Thinking that there may have been a fault with my smartwatch, I reported the issue to Matrix, who claimed that the problem was down to the fact that I had the GPS function turned on over the three days.
However, this wasn’t something that was flagged to me ahead of the review, and on the website, Matrix claims that with GPS turned on persistently, the battery ‘will last approximately three months.’
It also seems counter-intuitive to turn the GPS on and off as and when you need it just to save on battery.
While the PowerWatch also comes with a small charging pad, this also proved tricky to use, with it only registering the smartwatch for a few minutes at a time.
To test the smartwatch I wore it constantly for a week, including when I hit the gym, went for a swim, and slept.
The watch has several activity settings to choose from, including Outdoor Run, Outdoor Walk, Outdoor Cycle, Indoor Run, and Indoor Walk, which allow you to easily track your distance, pace and heart rate.
I run on the treadmill, so used the Indoor Run setting during my 20 minute jog.
Despite not moving physical location, the watch was able to work out my pace and distance, which were both pretty spot on.
However, while the treadmill I was on predicted that based on my weight and age I had burned around 248 calories, the watch claimed that I had in fact burned 346 calories – a fairly large discrepancy.
PowerWatch claims that its calorie counter is the most ‘accurate industry-wide’, so I’m hoping the treadmill was just seriously underestimating my calorie-counting ability!
Where the watch did slightly let me down was during a swim.
The watch is water-resistant at up to 200m, and didn’t falter when I entered the water, but I was disappointed to discover that it lacked a specific Swimming setting.
This made it tricky to track my pace, distance and calories burned while in the pool, and is something that I would have expected from a smartwatch with water resistance.
I also wore the smartwatch at night to test its sleep tracking feature.
As a front-sleeper, the large watch was a little bit annoying to wear, and definitely took some getting used to.
However, its sleep tracker seemed pretty spot on, reporting that I’d only had 5.5hrs of deep sleep when I went to bed a bit later, but a dreamy 7.5hrs after an early night.
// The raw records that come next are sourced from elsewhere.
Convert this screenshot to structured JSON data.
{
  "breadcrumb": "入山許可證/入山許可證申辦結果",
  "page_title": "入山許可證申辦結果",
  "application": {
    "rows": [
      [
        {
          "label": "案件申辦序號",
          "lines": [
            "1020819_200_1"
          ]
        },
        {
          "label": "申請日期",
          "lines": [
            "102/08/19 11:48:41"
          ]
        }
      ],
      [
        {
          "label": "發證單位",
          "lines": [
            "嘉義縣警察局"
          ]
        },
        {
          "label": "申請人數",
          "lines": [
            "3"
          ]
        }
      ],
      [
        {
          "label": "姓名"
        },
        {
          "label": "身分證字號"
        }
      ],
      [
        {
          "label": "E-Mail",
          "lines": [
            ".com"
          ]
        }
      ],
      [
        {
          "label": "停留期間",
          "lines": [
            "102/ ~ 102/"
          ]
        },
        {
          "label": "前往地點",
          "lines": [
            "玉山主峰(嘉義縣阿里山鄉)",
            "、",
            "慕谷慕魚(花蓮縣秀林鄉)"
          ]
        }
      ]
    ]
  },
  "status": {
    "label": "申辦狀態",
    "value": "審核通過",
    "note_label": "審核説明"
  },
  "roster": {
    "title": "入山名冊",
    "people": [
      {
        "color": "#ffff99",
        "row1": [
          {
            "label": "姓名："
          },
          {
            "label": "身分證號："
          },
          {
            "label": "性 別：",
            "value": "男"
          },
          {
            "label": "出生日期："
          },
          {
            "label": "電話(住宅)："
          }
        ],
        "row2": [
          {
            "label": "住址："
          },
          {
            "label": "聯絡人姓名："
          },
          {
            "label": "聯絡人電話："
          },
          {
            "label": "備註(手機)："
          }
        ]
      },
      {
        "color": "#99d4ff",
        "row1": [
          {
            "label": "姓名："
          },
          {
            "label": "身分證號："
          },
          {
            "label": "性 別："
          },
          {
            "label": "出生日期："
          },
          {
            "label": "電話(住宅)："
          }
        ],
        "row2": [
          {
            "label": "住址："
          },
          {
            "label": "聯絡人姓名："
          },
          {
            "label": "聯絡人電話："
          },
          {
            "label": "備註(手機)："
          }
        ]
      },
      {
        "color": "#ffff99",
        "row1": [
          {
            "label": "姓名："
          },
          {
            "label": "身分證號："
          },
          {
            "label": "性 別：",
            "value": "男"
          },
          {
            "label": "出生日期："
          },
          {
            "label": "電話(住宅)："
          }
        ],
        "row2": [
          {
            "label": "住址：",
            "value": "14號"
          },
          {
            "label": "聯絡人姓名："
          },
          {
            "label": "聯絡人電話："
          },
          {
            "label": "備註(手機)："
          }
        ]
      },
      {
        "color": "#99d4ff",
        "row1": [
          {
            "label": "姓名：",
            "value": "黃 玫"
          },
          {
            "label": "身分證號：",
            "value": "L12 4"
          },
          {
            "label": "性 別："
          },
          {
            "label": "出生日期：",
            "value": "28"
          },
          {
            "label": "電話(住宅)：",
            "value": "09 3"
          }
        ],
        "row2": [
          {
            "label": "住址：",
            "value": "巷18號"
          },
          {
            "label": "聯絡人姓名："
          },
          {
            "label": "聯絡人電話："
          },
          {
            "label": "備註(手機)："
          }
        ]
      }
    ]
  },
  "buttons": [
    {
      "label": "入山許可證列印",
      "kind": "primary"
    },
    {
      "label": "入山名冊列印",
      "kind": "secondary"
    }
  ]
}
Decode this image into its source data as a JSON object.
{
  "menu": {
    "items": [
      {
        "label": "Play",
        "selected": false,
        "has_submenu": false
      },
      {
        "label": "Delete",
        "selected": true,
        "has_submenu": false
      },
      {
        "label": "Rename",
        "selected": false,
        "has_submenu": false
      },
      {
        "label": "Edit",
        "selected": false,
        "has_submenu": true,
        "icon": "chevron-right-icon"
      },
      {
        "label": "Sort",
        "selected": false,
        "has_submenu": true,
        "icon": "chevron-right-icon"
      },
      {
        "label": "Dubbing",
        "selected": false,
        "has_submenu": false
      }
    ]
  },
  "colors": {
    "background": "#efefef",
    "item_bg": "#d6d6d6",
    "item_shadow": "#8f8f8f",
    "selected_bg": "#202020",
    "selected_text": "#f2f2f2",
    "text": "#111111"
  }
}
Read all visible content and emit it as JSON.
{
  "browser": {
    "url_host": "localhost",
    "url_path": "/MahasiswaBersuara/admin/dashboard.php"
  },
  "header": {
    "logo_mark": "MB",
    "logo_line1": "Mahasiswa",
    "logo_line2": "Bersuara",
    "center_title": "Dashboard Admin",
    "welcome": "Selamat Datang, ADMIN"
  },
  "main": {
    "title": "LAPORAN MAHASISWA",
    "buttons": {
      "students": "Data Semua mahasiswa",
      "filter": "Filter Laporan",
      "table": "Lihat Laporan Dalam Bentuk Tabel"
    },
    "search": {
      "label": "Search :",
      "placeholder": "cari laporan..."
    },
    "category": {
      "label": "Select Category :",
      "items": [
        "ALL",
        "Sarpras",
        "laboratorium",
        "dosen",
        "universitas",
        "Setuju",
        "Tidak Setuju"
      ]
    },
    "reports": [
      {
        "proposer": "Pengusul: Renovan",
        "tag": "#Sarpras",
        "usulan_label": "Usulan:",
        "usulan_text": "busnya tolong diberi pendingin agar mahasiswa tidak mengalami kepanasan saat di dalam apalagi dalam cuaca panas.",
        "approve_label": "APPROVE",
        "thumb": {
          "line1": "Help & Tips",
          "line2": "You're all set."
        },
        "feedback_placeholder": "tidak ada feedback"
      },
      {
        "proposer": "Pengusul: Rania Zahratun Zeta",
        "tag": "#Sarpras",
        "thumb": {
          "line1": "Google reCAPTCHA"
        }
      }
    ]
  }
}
As previously mentioned, I can imagine this being particularly useful when tracking your sleep over a long period of time.
The PowerWatch 2 does not come cheap, with prices ranging from £499 to a whopping £699 for the Luxury edition.
This seems like a lot to pay, particularly when you compare it to competitors, such as Fitbit and Garmin.
Overall, considering the self-charging capability is touted as the key feature, the PowerWatch 2 really did not live up to its claims.
This is also one of the only features that sets it apart from much cheaper alternatives, so I wouldn’t waste your money if I was you.
The idea is a great one, especially if you’re an elite athlete or long-distance runner who can’t take the time out to physically charge your smartwatch.
However, it seems that Matrix has some serious issues to address before the PowerWatch 2 is ready to storm the market.